I can’t say that today was an especially great day at work, though things got done. Without sounding overly New-Age-y, Wednesdays tend to have a strange energy for me in the flow of the week. On a positive note, I noticed more of the staff carpooled or came to work by bike today. At the end of the day, I did remove myself to a nearby forest for a brisk walk characterized by the sound of the wind in the pines and brief encounters with deer and woodpeckers. I walked along the edge of the forest, where the natural landscape meets the human (albeit rural) one. A lot of artists find inspiration in the intersection of these realms, recognizing that human activity is increasingly altering the planet in what is referred to as the Anthropocene epoch. I was thinking about the beauty of both spaces and musing over how we can create amazing technologies, soaring pieces of music, or make tremendous sacrifices for our fellow humans while at the same time being wantonly destructive, murderous, and selfish. I was going to write a blog along these lines.
Then, I came home and sat down to my vegetarian dinner (I am not often this disciplined at my evening meal) and began reading a variety of coffee trade publications. The first article I encountered was about one of the inventors of the K-cup lamenting his invention due to its negative environmental impacts (many cups are not very recyclable and many communities have trouble recycling those that are). Subsequent articles were focused more on the agricultural side of coffee. You are certainly entitled to your opinion about climate change, but if you work in the coffee world, there is little debate about its reality, particularly if you are a coffee farmer in Central or South America (or a resident of Hawaii). We’ve talked about our co-op’s efforts to aid farmers affected by coffee rust (Roya) and nowadays, many scientists and large multinational concerns are actively working to stem the affects of this disease, recognizing that everyone’s future livelihood in this business will likely be touched. And, given that nearly three quarters of Americans are coffee drinkers at least weekly (recent National Coffee Association study), pretty much everyone could end up tasting the difference in the coming decades, especially specialty coffee drinkers (such as those of you drinking DOMA Coffee).

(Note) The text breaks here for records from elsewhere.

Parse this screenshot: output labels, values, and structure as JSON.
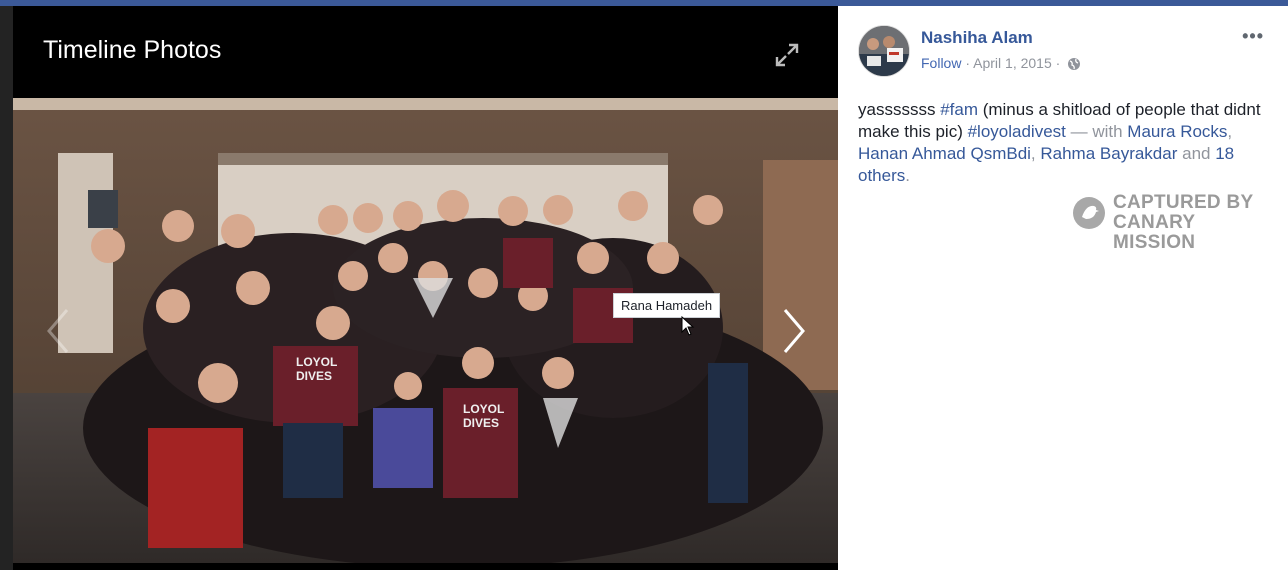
{
  "viewer": {
    "title": "Timeline Photos",
    "photo_tag": "Rana Hamadeh",
    "photo_shirt_text": [
      "LOYOL",
      "DIVES",
      "LOYOL",
      "DIVES"
    ]
  },
  "post": {
    "author": "Nashiha Alam",
    "follow_label": "Follow",
    "dot_1": " · ",
    "date": "April 1, 2015",
    "dot_2": " · ",
    "more_label": "•••",
    "caption": {
      "t1": "yasssssss ",
      "hashtag1": "#fam",
      "t2": " (minus a shitload of people that didnt make this pic) ",
      "hashtag2": "#loyoladivest",
      "t3": " — with ",
      "tag1": "Maura Rocks",
      "t4": ", ",
      "tag2": "Hanan Ahmad QsmBdi",
      "t5": ", ",
      "tag3": "Rahma Bayrakdar",
      "t6": " and ",
      "others": "18 others",
      "t7": "."
    },
    "watermark": {
      "line1": "CAPTURED BY",
      "line2": "CANARY MISSION"
    }
  },
  "colors": {
    "link": "#365899",
    "muted": "#90949c",
    "accent": "#4267b2"
  }
}
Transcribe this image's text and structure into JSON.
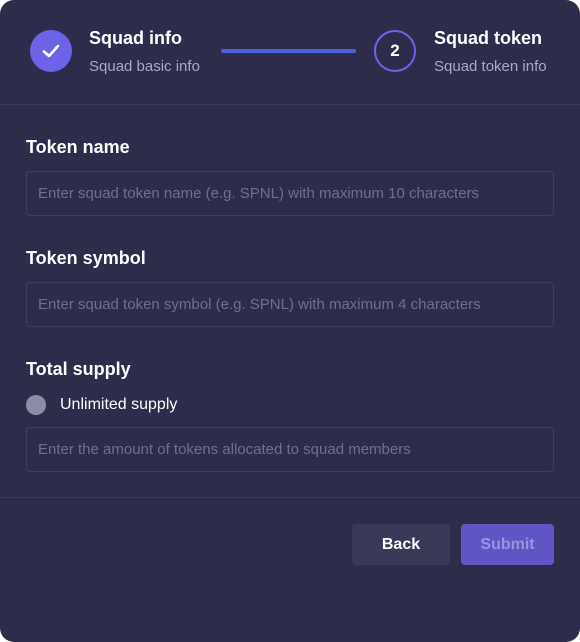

Back in Portland, a respected friend, who I may not always agree with, had an excellent t-shirt that read “Conservation is Conservative.” I thought it was very clever and while there will always be plenty of issues that people will be divided over, it seems that preserving some of this amazing world for our children shouldn’t be one of them. People on both ends of the political spectrum could benefit from broadening their channels of information and taking a step back to examine the true impacts of a project or action, which are often less about “jobs versus the environment” than political perceptions. The key is a willingness to have a dialogue, I guess. That people of every stripe have come together to serve our high quality coffees in their homes and places of business is cause for optimism.
Meanwhile, in the DOMA Coffee Lab, some new residents have appeared inside and outside. Spring flowers adorn the exterior and some succulents dot the retail area surfaces. A new bike rack is under construction, too. Don’t worry, I am not going to catalog the company’s numerous sustainability efforts here. I just like having these elements from nature spilling over into our human constructions. I know I have frequently written about the big impact of seemingly small actions. Even if we are just passing through this world, let us tread carefully, as others will be making this journey after us.